_PROVIDED RECORDS:_
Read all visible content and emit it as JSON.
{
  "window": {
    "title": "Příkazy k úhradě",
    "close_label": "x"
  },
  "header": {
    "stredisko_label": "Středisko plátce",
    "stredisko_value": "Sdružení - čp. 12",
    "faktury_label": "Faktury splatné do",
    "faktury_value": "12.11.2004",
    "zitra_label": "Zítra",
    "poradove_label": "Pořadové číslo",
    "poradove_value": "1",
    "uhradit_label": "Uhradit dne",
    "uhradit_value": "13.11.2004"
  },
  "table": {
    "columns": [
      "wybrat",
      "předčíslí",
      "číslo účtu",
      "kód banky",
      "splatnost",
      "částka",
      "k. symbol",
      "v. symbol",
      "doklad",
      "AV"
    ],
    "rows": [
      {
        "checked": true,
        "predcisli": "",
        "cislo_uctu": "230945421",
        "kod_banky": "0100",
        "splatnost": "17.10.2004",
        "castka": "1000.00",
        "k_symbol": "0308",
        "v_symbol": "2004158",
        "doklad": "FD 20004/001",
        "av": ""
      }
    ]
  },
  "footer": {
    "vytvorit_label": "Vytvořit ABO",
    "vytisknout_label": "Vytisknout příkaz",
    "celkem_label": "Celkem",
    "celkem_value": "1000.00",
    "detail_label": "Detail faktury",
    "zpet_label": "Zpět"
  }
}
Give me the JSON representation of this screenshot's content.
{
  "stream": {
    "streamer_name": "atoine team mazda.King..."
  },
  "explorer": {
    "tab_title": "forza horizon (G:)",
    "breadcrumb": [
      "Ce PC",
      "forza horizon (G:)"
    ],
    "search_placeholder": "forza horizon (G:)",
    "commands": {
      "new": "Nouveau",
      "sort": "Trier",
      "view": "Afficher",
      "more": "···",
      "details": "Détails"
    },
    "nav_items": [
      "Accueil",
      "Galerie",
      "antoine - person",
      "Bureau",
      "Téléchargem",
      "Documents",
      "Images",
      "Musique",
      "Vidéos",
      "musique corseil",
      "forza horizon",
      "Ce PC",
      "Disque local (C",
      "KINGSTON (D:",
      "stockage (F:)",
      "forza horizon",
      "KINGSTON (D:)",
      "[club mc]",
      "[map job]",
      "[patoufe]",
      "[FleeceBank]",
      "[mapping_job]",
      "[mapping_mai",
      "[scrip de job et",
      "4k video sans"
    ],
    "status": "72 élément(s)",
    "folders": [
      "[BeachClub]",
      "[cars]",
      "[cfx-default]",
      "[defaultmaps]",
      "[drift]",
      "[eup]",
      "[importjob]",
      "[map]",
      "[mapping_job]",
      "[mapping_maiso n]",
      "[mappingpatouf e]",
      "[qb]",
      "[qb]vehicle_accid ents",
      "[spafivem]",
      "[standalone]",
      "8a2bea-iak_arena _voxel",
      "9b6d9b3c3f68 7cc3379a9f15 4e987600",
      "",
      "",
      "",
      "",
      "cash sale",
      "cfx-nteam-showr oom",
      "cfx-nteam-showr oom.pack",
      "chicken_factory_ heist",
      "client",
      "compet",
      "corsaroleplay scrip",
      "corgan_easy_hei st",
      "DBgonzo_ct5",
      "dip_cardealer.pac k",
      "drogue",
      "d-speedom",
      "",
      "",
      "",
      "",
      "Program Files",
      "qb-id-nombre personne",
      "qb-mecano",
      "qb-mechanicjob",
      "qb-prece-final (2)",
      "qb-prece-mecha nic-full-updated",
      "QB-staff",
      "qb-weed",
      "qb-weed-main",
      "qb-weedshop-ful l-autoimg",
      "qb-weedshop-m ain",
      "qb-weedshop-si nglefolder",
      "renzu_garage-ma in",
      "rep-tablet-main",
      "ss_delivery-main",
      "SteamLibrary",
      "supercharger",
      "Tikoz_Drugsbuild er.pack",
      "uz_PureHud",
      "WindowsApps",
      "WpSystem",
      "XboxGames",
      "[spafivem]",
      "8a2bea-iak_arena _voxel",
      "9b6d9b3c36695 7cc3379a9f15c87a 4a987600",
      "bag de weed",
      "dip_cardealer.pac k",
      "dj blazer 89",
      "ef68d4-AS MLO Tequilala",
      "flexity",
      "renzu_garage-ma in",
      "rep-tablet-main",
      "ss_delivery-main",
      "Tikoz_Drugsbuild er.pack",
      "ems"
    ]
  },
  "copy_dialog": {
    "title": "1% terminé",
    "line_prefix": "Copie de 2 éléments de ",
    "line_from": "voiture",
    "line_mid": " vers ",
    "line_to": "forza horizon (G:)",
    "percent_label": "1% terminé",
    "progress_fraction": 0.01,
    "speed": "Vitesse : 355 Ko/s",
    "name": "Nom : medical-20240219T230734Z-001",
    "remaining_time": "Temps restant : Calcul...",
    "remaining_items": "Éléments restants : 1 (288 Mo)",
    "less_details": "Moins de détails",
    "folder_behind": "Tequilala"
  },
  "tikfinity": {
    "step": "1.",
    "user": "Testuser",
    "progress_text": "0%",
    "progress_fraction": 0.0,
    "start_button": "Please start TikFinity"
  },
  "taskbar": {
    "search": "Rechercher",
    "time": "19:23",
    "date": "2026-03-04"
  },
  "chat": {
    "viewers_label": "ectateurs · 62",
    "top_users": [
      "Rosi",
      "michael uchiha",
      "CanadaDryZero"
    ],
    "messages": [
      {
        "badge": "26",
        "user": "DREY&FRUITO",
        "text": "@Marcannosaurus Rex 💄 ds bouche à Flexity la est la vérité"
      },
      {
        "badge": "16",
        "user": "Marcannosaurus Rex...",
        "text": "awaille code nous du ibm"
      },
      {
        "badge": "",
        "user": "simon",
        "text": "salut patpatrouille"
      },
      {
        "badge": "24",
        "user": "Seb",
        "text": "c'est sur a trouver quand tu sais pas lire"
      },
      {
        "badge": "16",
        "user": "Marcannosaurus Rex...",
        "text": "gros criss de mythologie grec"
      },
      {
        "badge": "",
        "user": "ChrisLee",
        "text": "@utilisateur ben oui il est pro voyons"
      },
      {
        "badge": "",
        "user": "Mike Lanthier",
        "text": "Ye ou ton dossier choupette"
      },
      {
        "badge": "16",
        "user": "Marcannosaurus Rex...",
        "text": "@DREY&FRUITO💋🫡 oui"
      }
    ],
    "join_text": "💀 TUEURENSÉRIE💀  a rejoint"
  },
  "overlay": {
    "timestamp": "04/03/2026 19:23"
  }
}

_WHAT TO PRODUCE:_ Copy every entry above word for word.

_THE COMPLETED TASK:_
Read all visible content and emit it as JSON.
{
  "window": {
    "title": "Příkazy k úhradě",
    "close_label": "x"
  },
  "header": {
    "stredisko_label": "Středisko plátce",
    "stredisko_value": "Sdružení - čp. 12",
    "faktury_label": "Faktury splatné do",
    "faktury_value": "12.11.2004",
    "zitra_label": "Zítra",
    "poradove_label": "Pořadové číslo",
    "poradove_value": "1",
    "uhradit_label": "Uhradit dne",
    "uhradit_value": "13.11.2004"
  },
  "table": {
    "columns": [
      "wybrat",
      "předčíslí",
      "číslo účtu",
      "kód banky",
      "splatnost",
      "částka",
      "k. symbol",
      "v. symbol",
      "doklad",
      "AV"
    ],
    "rows": [
      {
        "checked": true,
        "predcisli": "",
        "cislo_uctu": "230945421",
        "kod_banky": "0100",
        "splatnost": "17.10.2004",
        "castka": "1000.00",
        "k_symbol": "0308",
        "v_symbol": "2004158",
        "doklad": "FD 20004/001",
        "av": ""
      }
    ]
  },
  "footer": {
    "vytvorit_label": "Vytvořit ABO",
    "vytisknout_label": "Vytisknout příkaz",
    "celkem_label": "Celkem",
    "celkem_value": "1000.00",
    "detail_label": "Detail faktury",
    "zpet_label": "Zpět"
  }
}
Give me the JSON representation of this screenshot's content.
{
  "stream": {
    "streamer_name": "atoine team mazda.King..."
  },
  "explorer": {
    "tab_title": "forza horizon (G:)",
    "breadcrumb": [
      "Ce PC",
      "forza horizon (G:)"
    ],
    "search_placeholder": "forza horizon (G:)",
    "commands": {
      "new": "Nouveau",
      "sort": "Trier",
      "view": "Afficher",
      "more": "···",
      "details": "Détails"
    },
    "nav_items": [
      "Accueil",
      "Galerie",
      "antoine - person",
      "Bureau",
      "Téléchargem",
      "Documents",
      "Images",
      "Musique",
      "Vidéos",
      "musique corseil",
      "forza horizon",
      "Ce PC",
      "Disque local (C",
      "KINGSTON (D:",
      "stockage (F:)",
      "forza horizon",
      "KINGSTON (D:)",
      "[club mc]",
      "[map job]",
      "[patoufe]",
      "[FleeceBank]",
      "[mapping_job]",
      "[mapping_mai",
      "[scrip de job et",
      "4k video sans"
    ],
    "status": "72 élément(s)",
    "folders": [
      "[BeachClub]",
      "[cars]",
      "[cfx-default]",
      "[defaultmaps]",
      "[drift]",
      "[eup]",
      "[importjob]",
      "[map]",
      "[mapping_job]",
      "[mapping_maiso n]",
      "[mappingpatouf e]",
      "[qb]",
      "[qb]vehicle_accid ents",
      "[spafivem]",
      "[standalone]",
      "8a2bea-iak_arena _voxel",
      "9b6d9b3c3f68 7cc3379a9f15 4e987600",
      "",
      "",
      "",
      "",
      "cash sale",
      "cfx-nteam-showr oom",
      "cfx-nteam-showr oom.pack",
      "chicken_factory_ heist",
      "client",
      "compet",
      "corsaroleplay scrip",
      "corgan_easy_hei st",
      "DBgonzo_ct5",
      "dip_cardealer.pac k",
      "drogue",
      "d-speedom",
      "",
      "",
      "",
      "",
      "Program Files",
      "qb-id-nombre personne",
      "qb-mecano",
      "qb-mechanicjob",
      "qb-prece-final (2)",
      "qb-prece-mecha nic-full-updated",
      "QB-staff",
      "qb-weed",
      "qb-weed-main",
      "qb-weedshop-ful l-autoimg",
      "qb-weedshop-m ain",
      "qb-weedshop-si nglefolder",
      "renzu_garage-ma in",
      "rep-tablet-main",
      "ss_delivery-main",
      "SteamLibrary",
      "supercharger",
      "Tikoz_Drugsbuild er.pack",
      "uz_PureHud",
      "WindowsApps",
      "WpSystem",
      "XboxGames",
      "[spafivem]",
      "8a2bea-iak_arena _voxel",
      "9b6d9b3c36695 7cc3379a9f15c87a 4a987600",
      "bag de weed",
      "dip_cardealer.pac k",
      "dj blazer 89",
      "ef68d4-AS MLO Tequilala",
      "flexity",
      "renzu_garage-ma in",
      "rep-tablet-main",
      "ss_delivery-main",
      "Tikoz_Drugsbuild er.pack",
      "ems"
    ]
  },
  "copy_dialog": {
    "title": "1% terminé",
    "line_prefix": "Copie de 2 éléments de ",
    "line_from": "voiture",
    "line_mid": " vers ",
    "line_to": "forza horizon (G:)",
    "percent_label": "1% terminé",
    "progress_fraction": 0.01,
    "speed": "Vitesse : 355 Ko/s",
    "name": "Nom : medical-20240219T230734Z-001",
    "remaining_time": "Temps restant : Calcul...",
    "remaining_items": "Éléments restants : 1 (288 Mo)",
    "less_details": "Moins de détails",
    "folder_behind": "Tequilala"
  },
  "tikfinity": {
    "step": "1.",
    "user": "Testuser",
    "progress_text": "0%",
    "progress_fraction": 0.0,
    "start_button": "Please start TikFinity"
  },
  "taskbar": {
    "search": "Rechercher",
    "time": "19:23",
    "date": "2026-03-04"
  },
  "chat": {
    "viewers_label": "ectateurs · 62",
    "top_users": [
      "Rosi",
      "michael uchiha",
      "CanadaDryZero"
    ],
    "messages": [
      {
        "badge": "26",
        "user": "DREY&FRUITO",
        "text": "@Marcannosaurus Rex 💄 ds bouche à Flexity la est la vérité"
      },
      {
        "badge": "16",
        "user": "Marcannosaurus Rex...",
        "text": "awaille code nous du ibm"
      },
      {
        "badge": "",
        "user": "simon",
        "text": "salut patpatrouille"
      },
      {
        "badge": "24",
        "user": "Seb",
        "text": "c'est sur a trouver quand tu sais pas lire"
      },
      {
        "badge": "16",
        "user": "Marcannosaurus Rex...",
        "text": "gros criss de mythologie grec"
      },
      {
        "badge": "",
        "user": "ChrisLee",
        "text": "@utilisateur ben oui il est pro voyons"
      },
      {
        "badge": "",
        "user": "Mike Lanthier",
        "text": "Ye ou ton dossier choupette"
      },
      {
        "badge": "16",
        "user": "Marcannosaurus Rex...",
        "text": "@DREY&FRUITO💋🫡 oui"
      }
    ],
    "join_text": "💀 TUEURENSÉRIE💀  a rejoint"
  },
  "overlay": {
    "timestamp": "04/03/2026 19:23"
  }
}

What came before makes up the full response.